Alanis Morissette said recently, when talking about the subject matter of her 1995 phenomenon Jagged Little Pill, “A lot of people would say, ‘Wow. You’re so brave. You’re so empowered. You’re so strong,’ you know? And I’m like, ‘Sometimes.’ I can’t write all these songs without obviously having been disempowered. I mean, half these songs are about attempting to become empowered.”▼ Article continues below ▼
This balance between empowerment and those seeking it – of people striving to be seen and loved as they truly are – permeates both the Jagged Little Pill jukebox musical and now this worthy novel reworking. Readers are immediately drawn into the world of the teen protagonists and their parents, each dealing with various levels of empowerment that will shape their stories in significant ways.
Author Eric Smith, working from Diablo Cody’s framework from the musical, does a masterful job intertwining the narratives and raising the stakes of each interaction. The book seamlessly switches perspectives from Frankie (an outsider adoptee filled with passion and confusion in equal measure); Nick (Frankie’s “perfect” brother cracking under pressure); Jo (Frankie’s best friend with benefits, navigating identity and expectations); Phoenix (the new kid in town, dealing with grown-up responsibilities); and Bella (re-discovering her voice and power after losing both).
That each of these characters – along with Frankie and Nick’s struggling parents – feel fully realized is a considerable feat. An assault on Bella at a party sets the plot in motion, but it’s the characters who stand out. By using rotating first-person chapters, text messages, and poetry, Smith is able to reveal interior lives, motivations, and contradictions as each person interacts with one another up against conflict both minor and life-shattering.
Fans of Morissette will catch allusions to her lyrics in overt and subtle ways, and once again Smith makes the most of the material, evoking the heart of classics from the Jagged Little Pill record and other songs from the musical without being trite or cheesy. It’s a tough needle to thread, and it works here in surprisingly impactful ways.
As Morissette’s opening quote suggests, her songs resonate with so many because listeners feel seen in her lyrics – and thus empowered by them.

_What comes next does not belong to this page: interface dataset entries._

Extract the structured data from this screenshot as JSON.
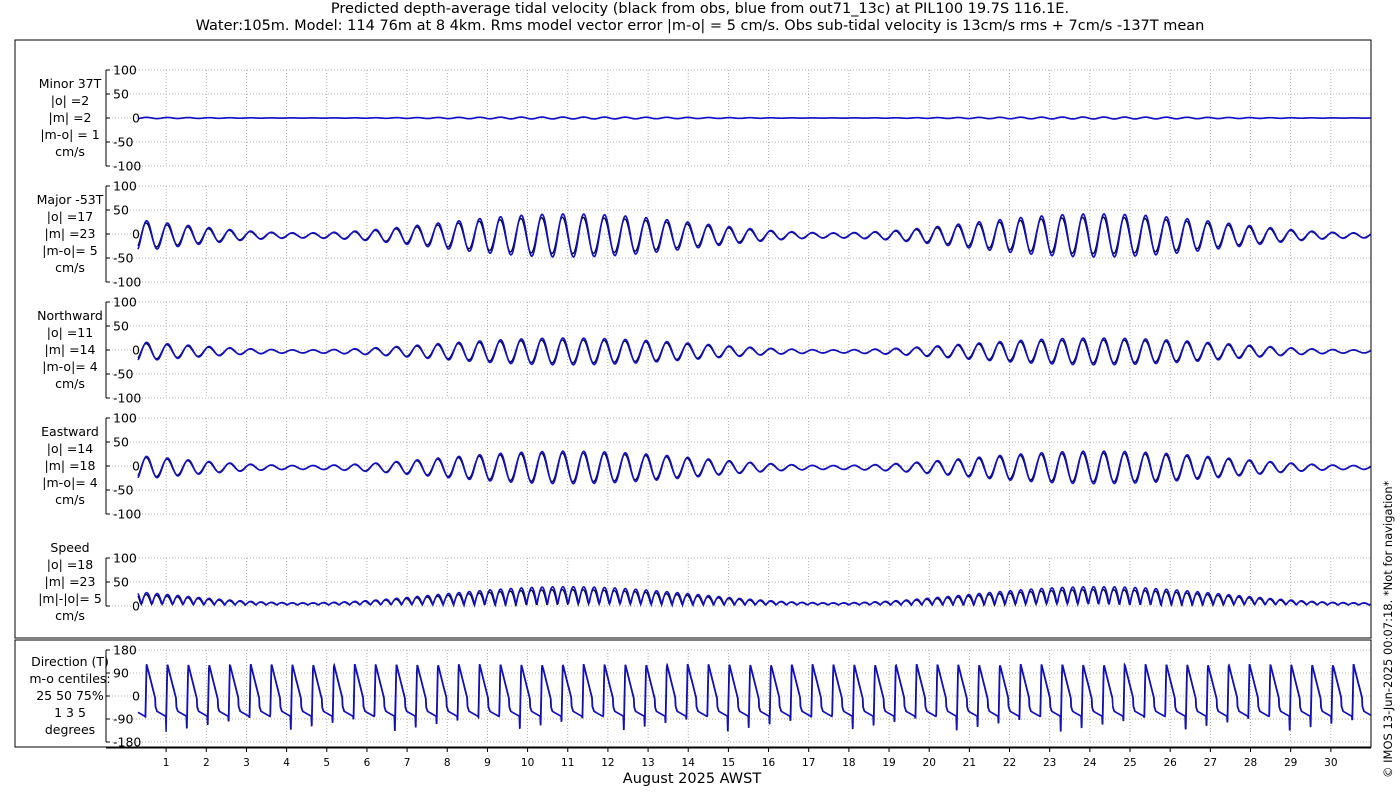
{
  "title_lines": [
    "Predicted depth-average tidal velocity (black from obs, blue from out71_13c) at PIL100 19.7S 116.1E.",
    "Water:105m. Model: 114 76m at 8 4km. Rms model vector error |m-o| = 5 cm/s. Obs sub-tidal velocity is 13cm/s rms + 7cm/s -137T mean"
  ],
  "copyright": "© IMOS 13-Jun-2025 00:07:18. *Not for navigation*",
  "colors": {
    "obs": "#000000",
    "model": "#1010cc",
    "grid": "#9a9a9a",
    "frame": "#000000"
  },
  "chart_data": {
    "type": "line",
    "xlabel": "August 2025 AWST",
    "x_ticks": [
      "1",
      "2",
      "3",
      "4",
      "5",
      "6",
      "7",
      "8",
      "9",
      "10",
      "11",
      "12",
      "13",
      "14",
      "15",
      "16",
      "17",
      "18",
      "19",
      "20",
      "21",
      "22",
      "23",
      "24",
      "25",
      "26",
      "27",
      "28",
      "29",
      "30"
    ],
    "xlim_days": [
      0.25,
      31
    ],
    "series_names": [
      "obs",
      "model"
    ],
    "grid": true,
    "panels": [
      {
        "id": "minor",
        "label_lines": [
          "Minor 37T",
          "|o| =2",
          "|m| =2",
          "|m-o| = 1",
          "cm/s"
        ],
        "ylim": [
          -100,
          100
        ],
        "yticks": [
          100,
          50,
          0,
          -50,
          -100
        ],
        "ytick_labels": [
          "100",
          "50",
          "0",
          "-50",
          "-100"
        ],
        "kind": "tidal",
        "amp_obs": 2,
        "amp_model": 2,
        "offset": 0
      },
      {
        "id": "major",
        "label_lines": [
          "Major -53T",
          "|o| =17",
          "|m| =23",
          "|m-o|= 5",
          "cm/s"
        ],
        "ylim": [
          -100,
          100
        ],
        "yticks": [
          100,
          50,
          0,
          -50,
          -100
        ],
        "ytick_labels": [
          "100",
          "50",
          "0",
          "-50",
          "-100"
        ],
        "kind": "tidal",
        "amp_obs": 38,
        "amp_model": 45,
        "offset": -3
      },
      {
        "id": "northward",
        "label_lines": [
          "Northward",
          "|o| =11",
          "|m| =14",
          "|m-o|= 4",
          "cm/s"
        ],
        "ylim": [
          -100,
          100
        ],
        "yticks": [
          100,
          50,
          0,
          -50,
          -100
        ],
        "ytick_labels": [
          "100",
          "50",
          "0",
          "-50",
          "-100"
        ],
        "kind": "tidal",
        "amp_obs": 24,
        "amp_model": 28,
        "offset": -3
      },
      {
        "id": "eastward",
        "label_lines": [
          "Eastward",
          "|o| =14",
          "|m| =18",
          "|m-o|= 4",
          "cm/s"
        ],
        "ylim": [
          -100,
          100
        ],
        "yticks": [
          100,
          50,
          0,
          -50,
          -100
        ],
        "ytick_labels": [
          "100",
          "50",
          "0",
          "-50",
          "-100"
        ],
        "kind": "tidal",
        "amp_obs": 30,
        "amp_model": 34,
        "offset": -3
      },
      {
        "id": "speed",
        "label_lines": [
          "Speed",
          "|o| =18",
          "|m| =23",
          "|m|-|o|= 5",
          "cm/s"
        ],
        "ylim": [
          0,
          100
        ],
        "yticks": [
          100,
          50,
          0
        ],
        "ytick_labels": [
          "100",
          "50",
          "0"
        ],
        "kind": "speed",
        "amp_obs": 38,
        "amp_model": 45,
        "offset": 0
      },
      {
        "id": "direction",
        "label_lines": [
          "Direction (T)",
          "m-o centiles:",
          "25  50  75%",
          "1  3  5",
          "degrees"
        ],
        "ylim": [
          -180,
          180
        ],
        "yticks": [
          180,
          90,
          0,
          -90,
          -180
        ],
        "ytick_labels": [
          "180",
          "90",
          "0",
          "-90",
          "-180"
        ],
        "kind": "direction",
        "amp_obs": 0,
        "amp_model": 0,
        "offset": 0
      }
    ]
  }
}
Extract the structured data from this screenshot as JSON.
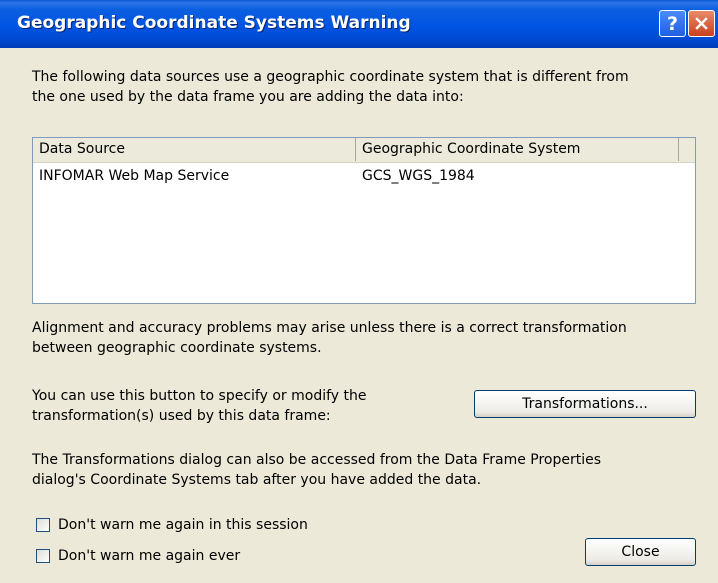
{
  "window": {
    "title": "Geographic Coordinate Systems Warning",
    "help_label": "?"
  },
  "intro": {
    "line1": "The following data sources use a geographic coordinate system that is different from",
    "line2": "the one used by the data frame you are adding the data into:"
  },
  "table": {
    "columns": [
      "Data Source",
      "Geographic Coordinate System"
    ],
    "rows": [
      [
        "INFOMAR Web Map Service",
        "GCS_WGS_1984"
      ]
    ]
  },
  "alignment": {
    "line1": "Alignment and accuracy problems may arise unless there is a correct transformation",
    "line2": "between geographic coordinate systems."
  },
  "transform_hint": {
    "line1": "You can use this button to specify or modify the",
    "line2": "transformation(s) used by this data frame:"
  },
  "buttons": {
    "transformations": "Transformations...",
    "close": "Close"
  },
  "note": {
    "line1": "The Transformations dialog can also be accessed from the Data Frame Properties",
    "line2": "dialog's Coordinate Systems tab after you have added the data."
  },
  "checkboxes": {
    "session": {
      "label": "Don't warn me again in this session",
      "checked": false
    },
    "ever": {
      "label": "Don't warn me again ever",
      "checked": false
    }
  }
}
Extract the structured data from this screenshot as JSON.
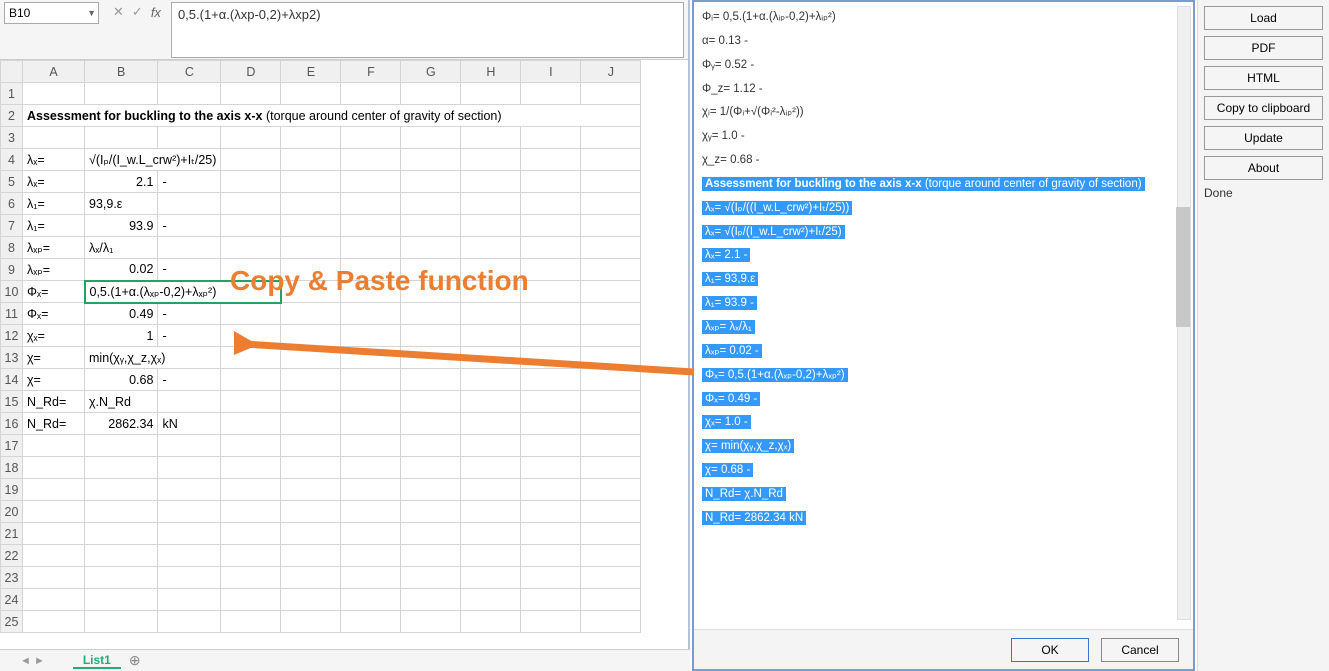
{
  "formula_bar": {
    "name_box": "B10",
    "cancel": "✕",
    "accept": "✓",
    "fx": "fx",
    "formula": "0,5.(1+α.(λxp-0,2)+λxp2)"
  },
  "columns": [
    "A",
    "B",
    "C",
    "D",
    "E",
    "F",
    "G",
    "H",
    "I",
    "J"
  ],
  "rows": {
    "r2": {
      "a": "Assessment for buckling to the axis x-x",
      "a2": " (torque around center of gravity of section)"
    },
    "r4": {
      "a": "λₓ=",
      "b": "√(Iₚ/(I_w.L_crw²)+Iₜ/25)"
    },
    "r5": {
      "a": "λₓ=",
      "b": "2.1",
      "c": "-"
    },
    "r6": {
      "a": "λ₁=",
      "b": "93,9.ε"
    },
    "r7": {
      "a": "λ₁=",
      "b": "93.9",
      "c": "-"
    },
    "r8": {
      "a": "λₓₚ=",
      "b": "λₓ/λ₁"
    },
    "r9": {
      "a": "λₓₚ=",
      "b": "0.02",
      "c": "-"
    },
    "r10": {
      "a": "Φₓ=",
      "b": "0,5.(1+α.(λₓₚ-0,2)+λₓₚ²)"
    },
    "r11": {
      "a": "Φₓ=",
      "b": "0.49",
      "c": "-"
    },
    "r12": {
      "a": "χₓ=",
      "b": "1",
      "c": "-"
    },
    "r13": {
      "a": "χ=",
      "b": "min(χᵧ,χ_z,χₓ)"
    },
    "r14": {
      "a": "χ=",
      "b": "0.68",
      "c": "-"
    },
    "r15": {
      "a": "N_Rd=",
      "b": "χ.N_Rd"
    },
    "r16": {
      "a": "N_Rd=",
      "b": "2862.34",
      "c": "kN"
    }
  },
  "sheet_tab": "List1",
  "annotation": "Copy & Paste function",
  "mid": {
    "plain": [
      "Φᵢ= 0,5.(1+α.(λᵢₚ-0,2)+λᵢₚ²)",
      "α= 0.13 -",
      "Φᵧ= 0.52 -",
      "Φ_z= 1.12 -",
      "χᵢ= 1/(Φᵢ+√(Φᵢ²-λᵢₚ²))",
      "χᵧ= 1.0 -",
      "χ_z= 0.68 -"
    ],
    "title_bold": "Assessment for buckling to the axis x-x",
    "title_rest": " (torque around center of gravity of section)",
    "highlighted": [
      "λₓ= √(Iₚ/((I_w.L_crw²)+Iₜ/25))",
      "λₓ= √(Iₚ/(I_w.L_crw²)+Iₜ/25)",
      "λₓ= 2.1 -",
      "λ₁= 93,9.ε",
      "λ₁= 93.9 -",
      "λₓₚ= λₓ/λ₁",
      "λₓₚ= 0.02 -",
      "Φₓ= 0,5.(1+α.(λₓₚ-0,2)+λₓₚ²)",
      "Φₓ= 0.49 -",
      "χₓ= 1.0 -",
      "χ= min(χᵧ,χ_z,χₓ)",
      "χ= 0.68 -",
      "N_Rd= χ.N_Rd",
      "N_Rd= 2862.34 kN"
    ]
  },
  "mid_buttons": {
    "ok": "OK",
    "cancel": "Cancel"
  },
  "right": {
    "load": "Load",
    "pdf": "PDF",
    "html": "HTML",
    "copy": "Copy to clipboard",
    "update": "Update",
    "about": "About",
    "status": "Done"
  }
}
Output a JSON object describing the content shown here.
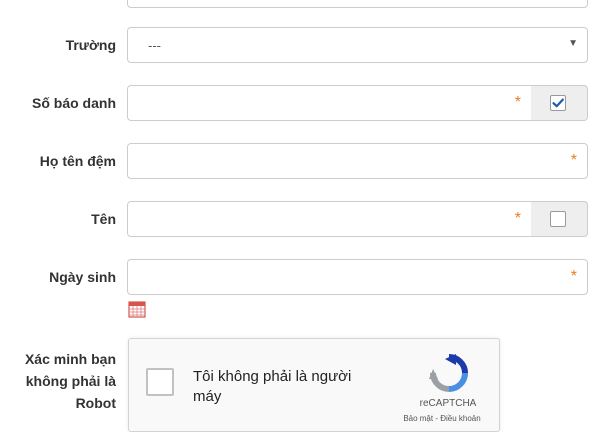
{
  "form": {
    "truong": {
      "label": "Trường",
      "value": "---"
    },
    "so_bao_danh": {
      "label": "Số báo danh",
      "required_mark": "*",
      "checked": true
    },
    "ho_ten_dem": {
      "label": "Họ tên đệm",
      "required_mark": "*"
    },
    "ten": {
      "label": "Tên",
      "required_mark": "*",
      "checked": false
    },
    "ngay_sinh": {
      "label": "Ngày sinh",
      "required_mark": "*"
    },
    "verify": {
      "label_line1": "Xác minh bạn",
      "label_line2": "không phải là",
      "label_line3": "Robot"
    }
  },
  "recaptcha": {
    "text_line1": "Tôi không phải là người",
    "text_line2": "máy",
    "brand": "reCAPTCHA",
    "links": "Bảo mật - Điều khoản"
  },
  "colors": {
    "required": "#e67e22",
    "check": "#1e5fa8",
    "recaptcha_blue": "#4a90e2",
    "recaptcha_gray": "#9aa0a6"
  }
}
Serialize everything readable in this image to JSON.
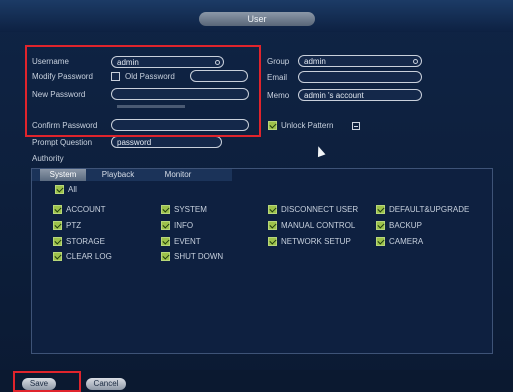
{
  "window": {
    "title": "User"
  },
  "form": {
    "username_label": "Username",
    "username_value": "admin",
    "modify_password_label": "Modify Password",
    "old_password_label": "Old Password",
    "new_password_label": "New Password",
    "confirm_password_label": "Confirm Password",
    "prompt_question_label": "Prompt Question",
    "prompt_question_value": "password",
    "group_label": "Group",
    "group_value": "admin",
    "email_label": "Email",
    "memo_label": "Memo",
    "memo_value": "admin 's account",
    "unlock_pattern_label": "Unlock Pattern",
    "modify_password_checked": false,
    "unlock_pattern_checked": true
  },
  "authority": {
    "label": "Authority",
    "tabs": [
      {
        "label": "System",
        "active": true
      },
      {
        "label": "Playback",
        "active": false
      },
      {
        "label": "Monitor",
        "active": false
      }
    ],
    "all_label": "All",
    "permissions": [
      {
        "label": "ACCOUNT",
        "checked": true
      },
      {
        "label": "SYSTEM",
        "checked": true
      },
      {
        "label": "DISCONNECT USER",
        "checked": true
      },
      {
        "label": "DEFAULT&UPGRADE",
        "checked": true
      },
      {
        "label": "PTZ",
        "checked": true
      },
      {
        "label": "INFO",
        "checked": true
      },
      {
        "label": "MANUAL CONTROL",
        "checked": true
      },
      {
        "label": "BACKUP",
        "checked": true
      },
      {
        "label": "STORAGE",
        "checked": true
      },
      {
        "label": "EVENT",
        "checked": true
      },
      {
        "label": "NETWORK SETUP",
        "checked": true
      },
      {
        "label": "CAMERA",
        "checked": true
      },
      {
        "label": "CLEAR LOG",
        "checked": true
      },
      {
        "label": "SHUT DOWN",
        "checked": true
      }
    ]
  },
  "footer": {
    "save_label": "Save",
    "cancel_label": "Cancel"
  },
  "colors": {
    "highlight": "#e0242c",
    "check": "#9dc24a",
    "background": "#0c1d38"
  }
}
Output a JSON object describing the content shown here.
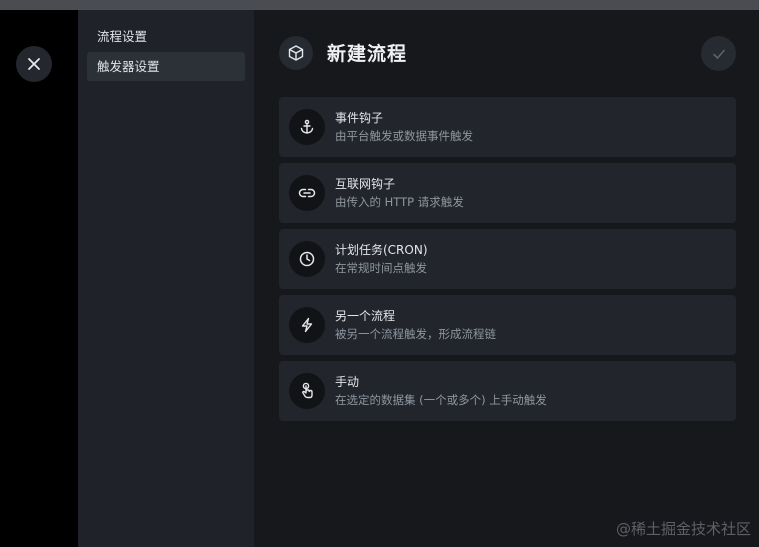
{
  "sidebar": {
    "items": [
      {
        "label": "流程设置",
        "active": false
      },
      {
        "label": "触发器设置",
        "active": true
      }
    ]
  },
  "header": {
    "title": "新建流程",
    "icon": "cube-icon"
  },
  "triggers": [
    {
      "title": "事件钩子",
      "subtitle": "由平台触发或数据事件触发",
      "icon": "anchor-icon"
    },
    {
      "title": "互联网钩子",
      "subtitle": "由传入的 HTTP 请求触发",
      "icon": "link-icon"
    },
    {
      "title": "计划任务(CRON)",
      "subtitle": "在常规时间点触发",
      "icon": "clock-icon"
    },
    {
      "title": "另一个流程",
      "subtitle": "被另一个流程触发，形成流程链",
      "icon": "bolt-icon"
    },
    {
      "title": "手动",
      "subtitle": "在选定的数据集 (一个或多个) 上手动触发",
      "icon": "touch-icon"
    }
  ],
  "watermark": "@稀土掘金技术社区",
  "colors": {
    "background": "#000000",
    "sidebar": "#1f2228",
    "main": "#16181c",
    "card": "#22252b",
    "active_nav": "#2c3037"
  }
}
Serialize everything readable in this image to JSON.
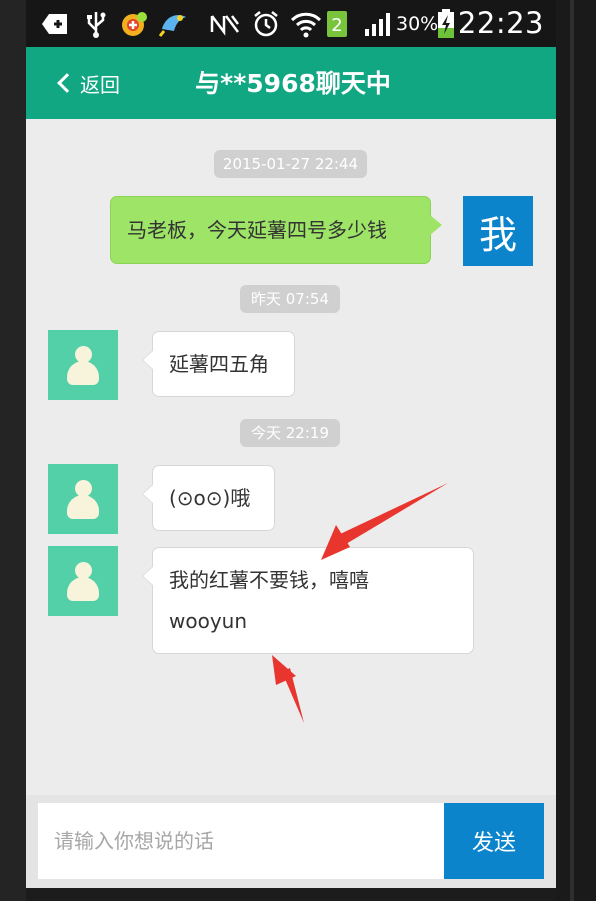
{
  "status_bar": {
    "icons": [
      "notification-plus-icon",
      "usb-icon",
      "app-badge-icon",
      "bird-app-icon",
      "mute-icon",
      "alarm-icon",
      "wifi-icon",
      "sim-2-icon",
      "signal-icon",
      "battery-charging-icon"
    ],
    "sim_label": "2",
    "battery_percent": "30%",
    "time": "22:23"
  },
  "header": {
    "back_label": "返回",
    "title": "与**5968聊天中",
    "color": "#12a783"
  },
  "chat": {
    "messages": [
      {
        "type": "timestamp",
        "text": "2015-01-27 22:44"
      },
      {
        "type": "message",
        "from": "me",
        "text": "马老板，今天延薯四号多少钱",
        "avatar_text": "我"
      },
      {
        "type": "timestamp",
        "text": "昨天 07:54"
      },
      {
        "type": "message",
        "from": "other",
        "text": "延薯四五角"
      },
      {
        "type": "timestamp",
        "text": "今天 22:19"
      },
      {
        "type": "message",
        "from": "other",
        "text": "(⊙o⊙)哦"
      },
      {
        "type": "message",
        "from": "other",
        "lines": [
          "我的红薯不要钱，嘻嘻",
          "wooyun"
        ]
      }
    ],
    "annotation_color": "#e8352e"
  },
  "input": {
    "placeholder": "请输入你想说的话",
    "value": "",
    "send_label": "发送"
  },
  "colors": {
    "accent": "#12a783",
    "me_bubble": "#9de467",
    "send_button": "#0b84cc",
    "avatar_other": "#53d0a7"
  }
}
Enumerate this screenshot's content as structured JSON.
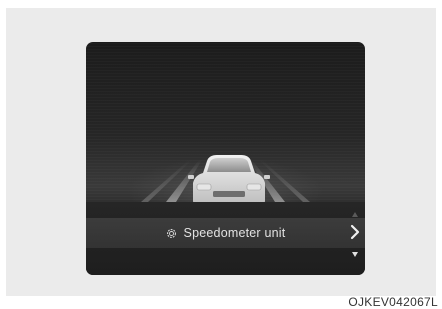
{
  "menu": {
    "icon": "gear-icon",
    "label": "Speedometer unit",
    "next_icon": "chevron-right-icon",
    "scroll_up_icon": "triangle-up-icon",
    "scroll_down_icon": "triangle-down-icon"
  },
  "figure_code": "OJKEV042067L",
  "colors": {
    "screen_background": "#262626",
    "menu_bar": "#383838",
    "text": "#e2e2e2",
    "frame": "#ebebeb"
  }
}
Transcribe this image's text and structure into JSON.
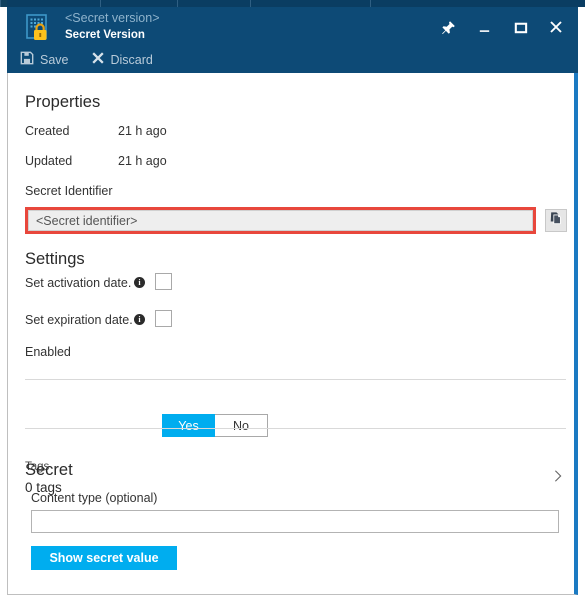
{
  "window": {
    "subtitle": "<Secret version>",
    "title": "Secret Version",
    "icon": "key-vault-secret-icon",
    "controls": [
      {
        "name": "pin-icon",
        "label": "Pin"
      },
      {
        "name": "minimize-icon",
        "label": "Minimize"
      },
      {
        "name": "maximize-icon",
        "label": "Maximize"
      },
      {
        "name": "close-icon",
        "label": "Close"
      }
    ]
  },
  "command_bar": {
    "save_label": "Save",
    "save_icon": "save-disk-icon",
    "discard_label": "Discard",
    "discard_icon": "x-cross-icon"
  },
  "properties": {
    "heading": "Properties",
    "created_label": "Created",
    "created_value": "21 h ago",
    "updated_label": "Updated",
    "updated_value": "21 h ago",
    "secret_identifier_label": "Secret Identifier",
    "secret_identifier_value": "<Secret identifier>",
    "copy_icon": "copy-clipboard-icon",
    "highlight_color": "#e8473c"
  },
  "settings": {
    "heading": "Settings",
    "activation_label": "Set activation date.",
    "activation_info_icon": "info-icon",
    "activation_checked": false,
    "expiration_label": "Set expiration date.",
    "expiration_info_icon": "info-icon",
    "expiration_checked": false,
    "enabled_label": "Enabled",
    "enabled_yes": "Yes",
    "enabled_no": "No",
    "enabled_selected": "Yes",
    "accent_color": "#00adef"
  },
  "tags": {
    "label": "Tags",
    "count_text": "0 tags",
    "chevron_icon": "chevron-right-icon"
  },
  "secret": {
    "heading": "Secret",
    "content_type_label": "Content type (optional)",
    "content_type_value": "",
    "content_type_placeholder": "",
    "show_button_label": "Show secret value"
  }
}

That this book can do the same without a musical accompaniment speaks volumes of Smith’s skills as a writer, Morissette and Glen Ballard’s emotion-packed ideas, and Cody’s remarkable story.
It’s a powerful combination, and one that will stick with readers long after the cover closes and the music fades.
Learn more at https://www.abramsbooks.com